I was surprised to receive the following email, I’ve deleted the name of the author and links to the works referred to so as not to reveal the author’s identity:

Hi Michael,

I’m just reaching out to see if you’re in need of any written material on Australian Emergency Law – if so, it would be a pleasure to help out and contribute if you have any requirements.

Having graduated in International Business and Journalism a few years ago, Ive covered everything from global politics to local news, economics, sustainability issues and a lot in between. I’ve included a few samples below which will hopefully give you an idea of my versatility, but it goes without saying that anything I send over for your review would be specifically tailored towards your site’s visitors.

What’s more, I’d be entirely able to provide new content for Australian Emergency Law at no cost; I work on behalf of one of my business clients, and as long as I am able to link to them within the content (in a related and subtle manner) you’d be free to use the material on your site with no strings attached. Furthermore, it would be 100% original and would not be used elsewhere after publication.

If this is of interest, I’d be happy to send something pertinent to your readership or take on any ideas you may have. This applies to other sites you may own as well as emergencylaw.wordpress.com, but if this is not of interest I shall leave you with my best wishes.


Some varied samples (ghost-written for the most part):…

ps. don’t worry – you aren’t on a mailing list and I won’t contact you again if you aren’t interested but I will get back to you right away if you are!

I confess to being pretty shocked by what I saw as a pretty disreputable offer. I replied as follows:


I’m replying to your email as a courtesy as I take it that you are a real person and this is a genuine offer, and therefore deserving a real reply.

I maintain the blog Australian Emergency Law to communicate with emergency management and response practitioners. I do that as I believe I have something to offer them and I believe that they, in turn, value what I have to say.
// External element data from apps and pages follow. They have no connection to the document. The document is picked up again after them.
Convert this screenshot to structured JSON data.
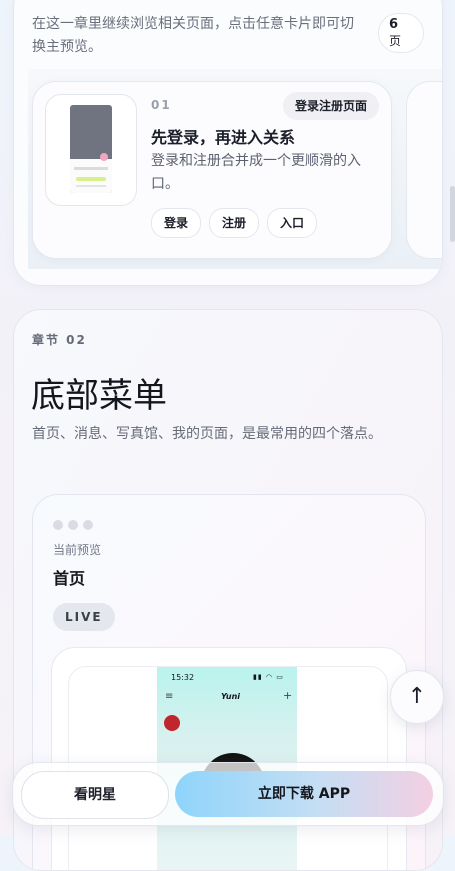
{
  "section1": {
    "intro": "在这一章里继续浏览相关页面，点击任意卡片即可切换主预览。",
    "page_count": "6",
    "page_count_unit": "页",
    "feature": {
      "index": "01",
      "badge": "登录注册页面",
      "title": "先登录，再进入关系",
      "description": "登录和注册合并成一个更顺滑的入口。",
      "chips": [
        "登录",
        "注册",
        "入口"
      ]
    }
  },
  "section2": {
    "chapter": "章节 02",
    "title": "底部菜单",
    "description": "首页、消息、写真馆、我的页面，是最常用的四个落点。",
    "preview": {
      "current_label": "当前预览",
      "current_name": "首页",
      "live_badge": "LIVE",
      "screenshot": {
        "time": "15:32",
        "app_name": "Yuni"
      }
    }
  },
  "bottom_bar": {
    "star_button": "看明星",
    "download_button": "立即下载 APP"
  },
  "icons": {
    "scroll_top": "arrow-up-icon"
  }
}
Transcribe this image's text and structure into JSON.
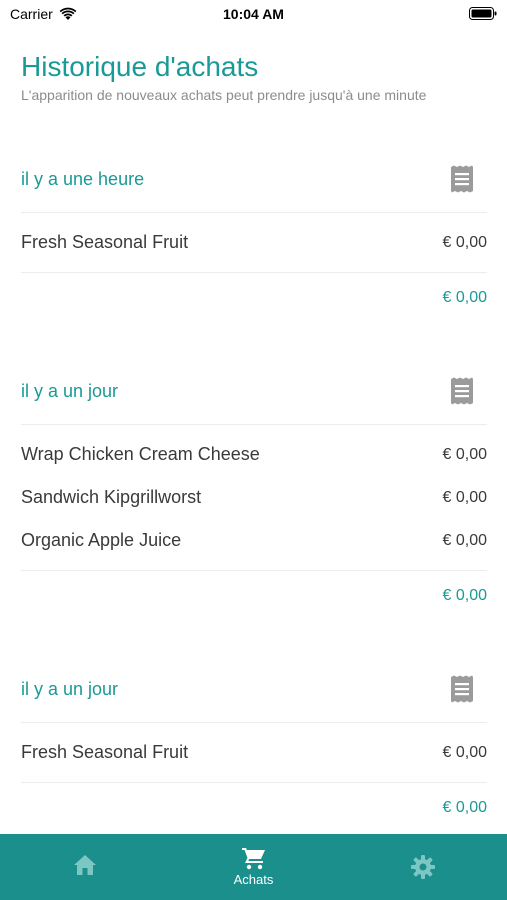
{
  "status_bar": {
    "carrier": "Carrier",
    "time": "10:04 AM"
  },
  "header": {
    "title": "Historique d'achats",
    "subtitle": "L'apparition de nouveaux achats peut prendre jusqu'à une minute"
  },
  "groups": [
    {
      "time": "il y a une heure",
      "items": [
        {
          "name": "Fresh Seasonal Fruit",
          "price": "€ 0,00"
        }
      ],
      "total": "€ 0,00"
    },
    {
      "time": "il y a un jour",
      "items": [
        {
          "name": "Wrap Chicken Cream Cheese",
          "price": "€ 0,00"
        },
        {
          "name": "Sandwich Kipgrillworst",
          "price": "€ 0,00"
        },
        {
          "name": "Organic Apple Juice",
          "price": "€ 0,00"
        }
      ],
      "total": "€ 0,00"
    },
    {
      "time": "il y a un jour",
      "items": [
        {
          "name": "Fresh Seasonal Fruit",
          "price": "€ 0,00"
        }
      ],
      "total": "€ 0,00"
    }
  ],
  "tabbar": {
    "tabs": [
      {
        "icon": "home-icon",
        "label": ""
      },
      {
        "icon": "cart-icon",
        "label": "Achats",
        "active": true
      },
      {
        "icon": "gear-icon",
        "label": ""
      }
    ]
  },
  "colors": {
    "accent": "#1a9a96",
    "tabbar": "#1a8f8b",
    "inactive_icon": "#7cc7c4"
  }
}
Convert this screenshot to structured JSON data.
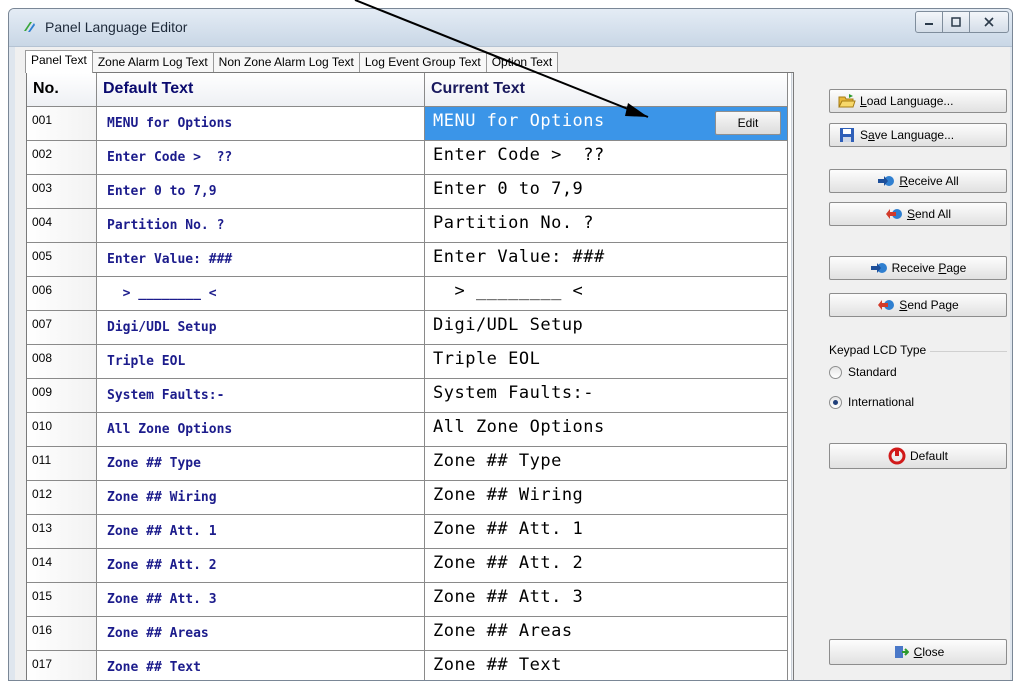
{
  "window": {
    "title": "Panel Language Editor",
    "icon": "app-logo-icon"
  },
  "tabs": [
    {
      "label": "Panel Text",
      "active": true
    },
    {
      "label": "Zone Alarm Log Text",
      "active": false
    },
    {
      "label": "Non Zone Alarm Log Text",
      "active": false
    },
    {
      "label": "Log Event Group Text",
      "active": false
    },
    {
      "label": "Option Text",
      "active": false
    }
  ],
  "grid": {
    "headers": {
      "no": "No.",
      "default": "Default Text",
      "current": "Current Text"
    },
    "edit_label": "Edit",
    "rows": [
      {
        "no": "001",
        "default": "MENU for Options",
        "current": "MENU for Options"
      },
      {
        "no": "002",
        "default": "Enter Code >  ??",
        "current": "Enter Code >  ??"
      },
      {
        "no": "003",
        "default": "Enter 0 to 7,9",
        "current": "Enter 0 to 7,9"
      },
      {
        "no": "004",
        "default": "Partition No. ?",
        "current": "Partition No. ?"
      },
      {
        "no": "005",
        "default": "Enter Value: ###",
        "current": "Enter Value: ###"
      },
      {
        "no": "006",
        "default": "  > ________ <",
        "current": "  > ________ <"
      },
      {
        "no": "007",
        "default": "Digi/UDL Setup",
        "current": "Digi/UDL Setup"
      },
      {
        "no": "008",
        "default": "Triple EOL",
        "current": "Triple EOL"
      },
      {
        "no": "009",
        "default": "System Faults:-",
        "current": "System Faults:-"
      },
      {
        "no": "010",
        "default": "All Zone Options",
        "current": "All Zone Options"
      },
      {
        "no": "011",
        "default": "Zone ## Type",
        "current": "Zone ## Type"
      },
      {
        "no": "012",
        "default": "Zone ## Wiring",
        "current": "Zone ## Wiring"
      },
      {
        "no": "013",
        "default": "Zone ## Att. 1",
        "current": "Zone ## Att. 1"
      },
      {
        "no": "014",
        "default": "Zone ## Att. 2",
        "current": "Zone ## Att. 2"
      },
      {
        "no": "015",
        "default": "Zone ## Att. 3",
        "current": "Zone ## Att. 3"
      },
      {
        "no": "016",
        "default": "Zone ## Areas",
        "current": "Zone ## Areas"
      },
      {
        "no": "017",
        "default": "Zone ## Text",
        "current": "Zone ## Text"
      }
    ]
  },
  "side": {
    "load_language": {
      "pre": "",
      "key": "L",
      "post": "oad Language..."
    },
    "save_language": {
      "pre": "S",
      "key": "a",
      "post": "ve Language..."
    },
    "receive_all": {
      "pre": "",
      "key": "R",
      "post": "eceive All"
    },
    "send_all": {
      "pre": "",
      "key": "S",
      "post": "end All"
    },
    "receive_page": {
      "pre": "Receive ",
      "key": "P",
      "post": "age"
    },
    "send_page": {
      "pre": "",
      "key": "S",
      "post": "end Page"
    },
    "lcd_type_label": "Keypad LCD Type",
    "lcd_options": [
      "Standard",
      "International"
    ],
    "lcd_selected": "International",
    "default_label": "Default",
    "close": {
      "pre": "",
      "key": "C",
      "post": "lose"
    }
  },
  "colors": {
    "selection": "#3b95e8",
    "default_text": "#1c1c8c",
    "window_frame": "#dfe6ee"
  }
}
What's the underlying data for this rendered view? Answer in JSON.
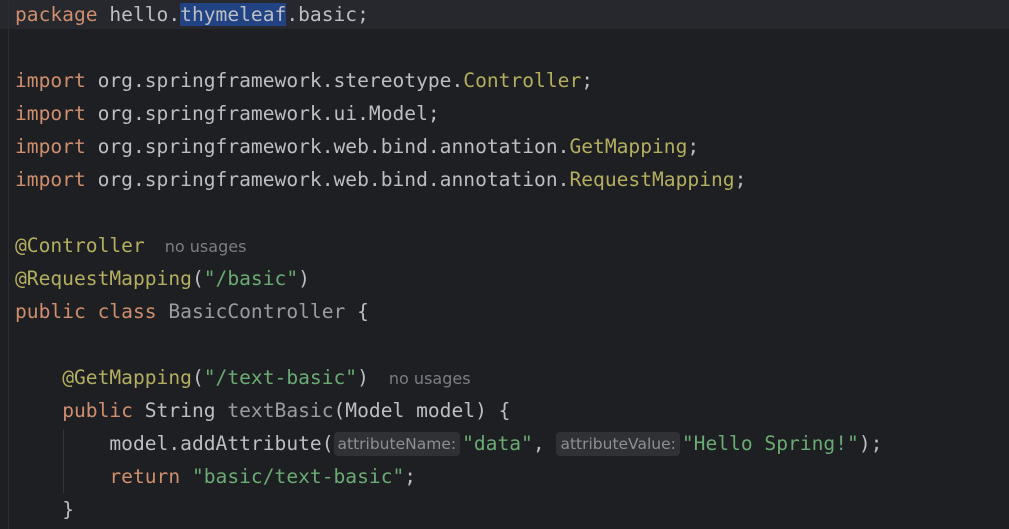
{
  "code": {
    "package_kw": "package",
    "package_prefix": "hello.",
    "package_selected": "thymeleaf",
    "package_suffix": ".basic;",
    "import_kw": "import",
    "import1_path": "org.springframework.stereotype.",
    "import1_class": "Controller",
    "import2_path": "org.springframework.ui.Model;",
    "import3_path": "org.springframework.web.bind.annotation.",
    "import3_class": "GetMapping",
    "import4_path": "org.springframework.web.bind.annotation.",
    "import4_class": "RequestMapping",
    "semicolon": ";",
    "ann_controller": "@Controller",
    "ann_request_mapping": "@RequestMapping",
    "request_mapping_open": "(",
    "request_mapping_value": "\"/basic\"",
    "request_mapping_close": ")",
    "public_kw": "public",
    "class_kw": "class",
    "class_name": "BasicController",
    "open_brace": "{",
    "ann_get_mapping": "@GetMapping",
    "get_mapping_value": "\"/text-basic\"",
    "string_type": "String",
    "method_name": "textBasic",
    "method_params": "(Model model) {",
    "model_call": "model.addAttribute(",
    "param_hint_name": "attributeName:",
    "arg_data": "\"data\"",
    "comma": ", ",
    "param_hint_value": "attributeValue:",
    "arg_value": "\"Hello Spring!\"",
    "call_close": ");",
    "return_kw": "return",
    "return_value": "\"basic/text-basic\"",
    "close_brace": "}"
  },
  "hints": {
    "no_usages": "no usages"
  },
  "colors": {
    "background": "#1e1f22",
    "keyword": "#cf8e6d",
    "annotation": "#b3ae60",
    "string": "#6aab73",
    "text": "#bcbec4",
    "selection": "#214283"
  }
}
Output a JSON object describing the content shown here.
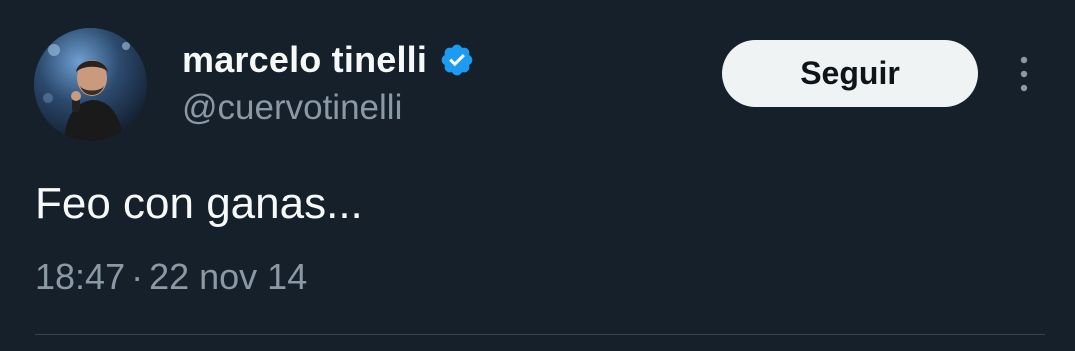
{
  "tweet": {
    "author": {
      "display_name": "marcelo tinelli",
      "handle": "@cuervotinelli",
      "verified": true,
      "avatar_icon": "profile-photo"
    },
    "follow_label": "Seguir",
    "more_icon": "more-vertical-icon",
    "text": "Feo con ganas...",
    "time": "18:47",
    "separator": "·",
    "date": "22 nov 14"
  },
  "colors": {
    "background": "#15202b",
    "primary_text": "#f7f9f9",
    "secondary_text": "#8b98a5",
    "verified_blue": "#1d9bf0",
    "button_bg": "#eff3f4",
    "divider": "#38444d"
  }
}
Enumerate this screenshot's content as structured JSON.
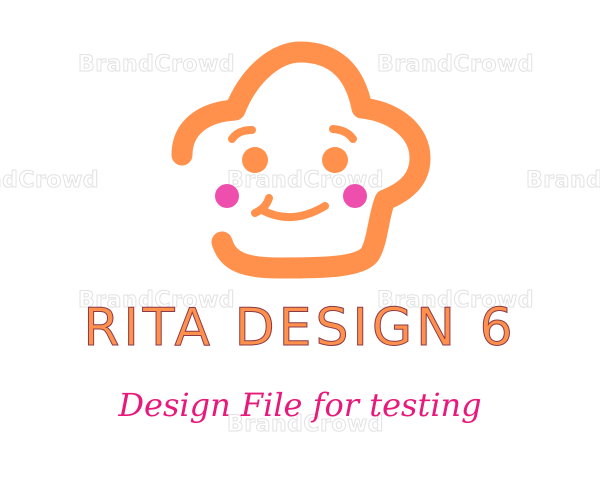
{
  "logo": {
    "title": "RITA DESIGN 6",
    "subtitle": "Design File for testing",
    "icon": "smiling-cloud-face-icon"
  },
  "watermark": "BrandCrowd",
  "colors": {
    "orange": "#ff914d",
    "pink": "#e8197a",
    "cheek": "#ee4fad",
    "outline": "#8b3a4a"
  }
}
My blog has some 500+ registered followers plus those that just come past the blog through the search engines. I have some loyalty to my readers, and try to engage with them so the blog is a two way street, it is not however a medium to ‘capture’ an audience.

In light of that I was surprised by your offer. The followers of my blog are looking for advice and information that I have to offer. I have at times asked others to contribute to the blog but on those occasions that authorship is made clear. Whilst it’s not clear, I did infer that you were offering to ‘ghost’ write content ie to provide content that I could put up in my name. I have not asked others to write and then pretended it was from me. To do so would, in my view, mislead the readers, would constitute plagiarism and would be academically dishonest.

Even more dishonest would be using the blog to link the blog, albeit in a ‘related and subtle manner’ to some commercial content, that would be treating the followers not as readers but an audience, they would be a means to an end and not an end in themselves.

I accept that you don’t see anything inappropriate with the offer you have made, and so I thank you for the offer, but clearly we went to a different school of ethics. I think what you are proposing is dishonest and disreputable. It would offend my professional ethics whether you regard my profession as an academic or a lawyer and it would show disrespect to those that follow my blog.

As it was a genuine offer I thank you for it, but I shall not be asking you to contribute content for Australian Emergency Law.



I assure you I’m not and have no intention of using ghost writers. If a blog post isn’t mine I’ll let you know that (and you can see for example, that my colleague Ruth Townsend has contributed some posts here).

I trust that, as the readers of this blog, you agree that was the appropriate answer.

Michael Eburn
21 April 2013